U.S.-Iraq Post-Withdrawal Relations

December 12, 2011

U.S.-Iraq Post-Withdrawal Relations
Explainer Video
from Video

More on:

Iraq

Wars and Conflict

CFR’s Stephen Biddle discusses the increasing emphasis on non-military ties between the United States and Iraq. President Obama’s meeting with Iraqi Prime Minister Nouri al-Maliki took place amidst "widespread concern on the part of many inside Iraq and out, that Iraq may not be ready yet to maintain the stability of its own political system and its own security system without a U.S. military presence," says CFR’s Stephen Biddle. The failure of negotiations over a continued U.S. presence in Iraq means that "there will be no possibility for anything that looks like a traditional, orthodox peacekeeping role," Biddle explains. "With that peacekeeping presence now gone, the non-military, economic, diplomatic, cultural relationship that President Obama and Prime Minister Maliki were negotiating over today is certainly the right way forward, and may help at the margin to stabilize Iraq’s internal politics."

More on:

Iraq

Wars and Conflict

Up
Close

Top Stories on CFR

Saudi Arabia

Unless the Saudi government speaks and acts quickly and honestly about the disappearance and reported killing of Saudi journalist Jamal Khashoggi, its own reputation will incur irreparable damage.

Climate Change

A recent study by noted climate scientists is particularly bad news for the planet’s most vulnerable regions, including the Arctic and small Pacific islands. 

China
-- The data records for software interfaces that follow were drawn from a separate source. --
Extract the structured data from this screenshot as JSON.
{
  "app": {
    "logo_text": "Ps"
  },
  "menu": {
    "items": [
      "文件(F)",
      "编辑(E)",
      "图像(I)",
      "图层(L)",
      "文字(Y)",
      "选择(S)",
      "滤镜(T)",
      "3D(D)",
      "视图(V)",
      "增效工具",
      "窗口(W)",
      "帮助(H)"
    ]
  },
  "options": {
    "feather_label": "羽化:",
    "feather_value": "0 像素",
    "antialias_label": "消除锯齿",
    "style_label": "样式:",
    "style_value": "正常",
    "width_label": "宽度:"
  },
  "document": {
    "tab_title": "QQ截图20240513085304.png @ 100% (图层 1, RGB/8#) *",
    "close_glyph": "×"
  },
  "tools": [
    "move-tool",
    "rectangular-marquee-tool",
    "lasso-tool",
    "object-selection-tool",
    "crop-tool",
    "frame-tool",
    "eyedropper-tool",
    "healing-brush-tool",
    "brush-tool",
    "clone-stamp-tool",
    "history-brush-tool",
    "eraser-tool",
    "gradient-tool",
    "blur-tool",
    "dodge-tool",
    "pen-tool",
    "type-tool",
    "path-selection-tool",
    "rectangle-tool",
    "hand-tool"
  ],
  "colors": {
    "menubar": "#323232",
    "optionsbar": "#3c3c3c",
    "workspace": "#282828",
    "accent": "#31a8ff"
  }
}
As religious observance in China grows, the Chinese Communist Party continues to toughen oversight, increase religious persecution, and attempt to coopt state-sanctioned religious organizations.